Instead of planting produce this year, Aaron and I sowed perennial seeds to enjoy next year: baby’s breath and lavender and hollyhocks because all the fences and cottages around here, it seems, are flanked with hollyhocks. We placed them in peat pots of gardening soil in the greenhouse and set them in the sunniest spot we could find. In a month or so, we’ll transplant them to the garden. They won’t bloom for some time, not until next spring. But still, I stand hopeful in the greenhouse, staring at the peat pots, imagining what might be happening beneath the soil’s surface, whether the seeds’ roots are taking hold, pushing down into the soil to anchor the seedling to this world, or if the seed has merely shriveled up and died in there, a dead embryo in its mother’s womb.
As I clear out the last of my birth control pills and run a hand across what I imagine to be my uterus, I wonder what is happening inside there too.
I had Mom cremated at her request. I carry her around now in a rhubarb glazed clay urn with a cork in the top, one she bought for herself when the cancer spread. It’s cylindrical and inconspicuous, the cork stuck on with an ample amount of Gorilla glue so I don’t lose Mom by chance.
Mom had two wishes when she died, ones she let slip in the last brief moments of consciousness before she drifted off to sleep, a sleep from which she would never wake up. One, that she be cremated and lobbed from the back end of the Washington Island Ferry and into Death’s Door. And two, that I find myself and figure out who I am. The second hinged on the esoteric and didn’t make obvious sense. I blamed the drugs for it, that and the imminence of death.
I’m nowhere near accomplishing either, though I filled out a college application online. But I have no plans of parting with Mom’s remains anytime soon. She’s the only thing of value I have left.
I haven’t slept in four days, not since some doctor took pity on me and offered me a pill. Three if you count the one where I nearly nodded off at the laundromat waiting for clothes to dry, anesthetized by the sound of sweaters tumbling around a dryer. The effects are obnoxious. I’m tired. I’m grumpy. I can focus on nothing and my reaction time is slow. I’ve lost the ability to think.

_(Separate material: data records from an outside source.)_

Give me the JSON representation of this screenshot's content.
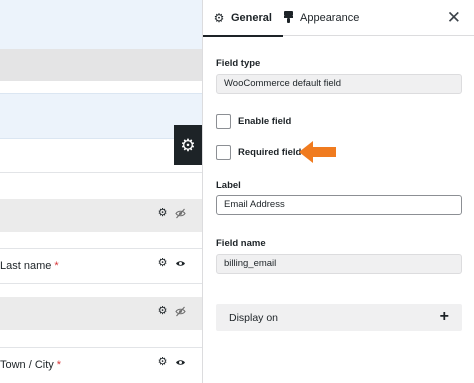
{
  "builder": {
    "rows": [
      {
        "label": "Last name",
        "required_mark": "*",
        "icons": [
          "gear-icon",
          "eye-icon"
        ]
      },
      {
        "label": "Town / City",
        "required_mark": "*",
        "icons": [
          "gear-icon",
          "eye-icon"
        ]
      }
    ],
    "collapsed_row_icons": [
      "gear-icon",
      "eye-slash-icon"
    ]
  },
  "panel": {
    "tabs": [
      {
        "label": "General",
        "icon": "gear-icon"
      },
      {
        "label": "Appearance",
        "icon": "paint-brush-icon"
      }
    ],
    "close_icon": "close-icon",
    "field_type": {
      "label": "Field type",
      "value": "WooCommerce default field"
    },
    "enable_field": {
      "label": "Enable field",
      "checked": false
    },
    "required_field": {
      "label": "Required field",
      "checked": false
    },
    "label_field": {
      "label": "Label",
      "value": "Email Address"
    },
    "field_name": {
      "label": "Field name",
      "value": "billing_email"
    },
    "display_on": {
      "label": "Display on",
      "icon": "plus-icon"
    }
  },
  "colors": {
    "accent_arrow": "#f07b1f",
    "required": "#d63638",
    "dark": "#1d2327"
  }
}
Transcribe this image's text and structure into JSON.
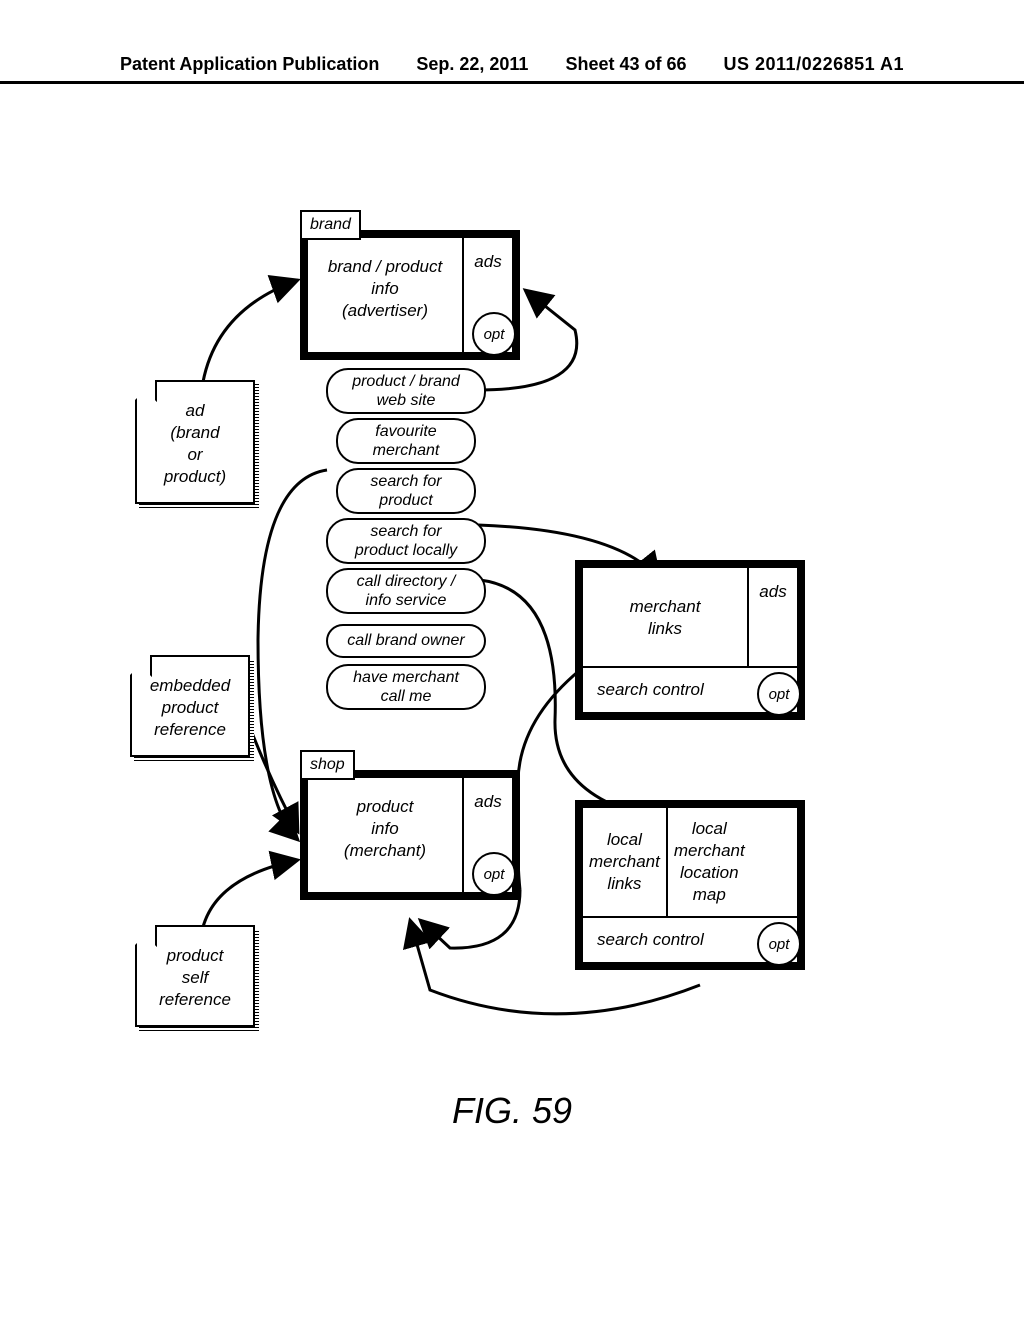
{
  "header": {
    "left": "Patent Application Publication",
    "date": "Sep. 22, 2011",
    "sheet": "Sheet 43 of 66",
    "pub_id": "US 2011/0226851 A1"
  },
  "docs": {
    "ad": "ad\n(brand\nor\nproduct)",
    "embedded": "embedded\nproduct\nreference",
    "self": "product\nself\nreference"
  },
  "screens": {
    "brand": {
      "tag": "brand",
      "main": "brand / product\ninfo\n(advertiser)",
      "ads": "ads",
      "opt": "opt"
    },
    "shop": {
      "tag": "shop",
      "main": "product\ninfo\n(merchant)",
      "ads": "ads",
      "opt": "opt"
    },
    "merchant_links": {
      "main": "merchant\nlinks",
      "ads": "ads",
      "bottom": "search control",
      "opt": "opt"
    },
    "local_merchant": {
      "left": "local\nmerchant\nlinks",
      "right": "local\nmerchant\nlocation\nmap",
      "bottom": "search control",
      "opt": "opt"
    }
  },
  "ovals": {
    "website": "product / brand\nweb site",
    "fav": "favourite\nmerchant",
    "search_product": "search for\nproduct",
    "search_local": "search for\nproduct locally",
    "call_dir": "call directory /\ninfo service",
    "call_owner": "call brand owner",
    "have_call": "have merchant\ncall me"
  },
  "caption": "FIG. 59"
}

Yesterday, a package arrived from UPS and the driver asked me to sign for it. He stood before me, shoving a pen and a slip of paper up under my nose and I could only stare, unable to put two and two together. He said it again. Can you sign for it? He forced the pen into my hand. He pointed at the signature line. For a third time, he asked me to sign.
And even then I scribbled with the cap still on the pen. The man had to snatch it from my hand and uncap it.
I’m pretty sure I’ve begun to see things too. Things that might not be real, that might not be there. A millipede dashing across the tabletop, an ant on the kitchen floor. Sudden movements, immediate and quick, but the minute I turn, they’re gone.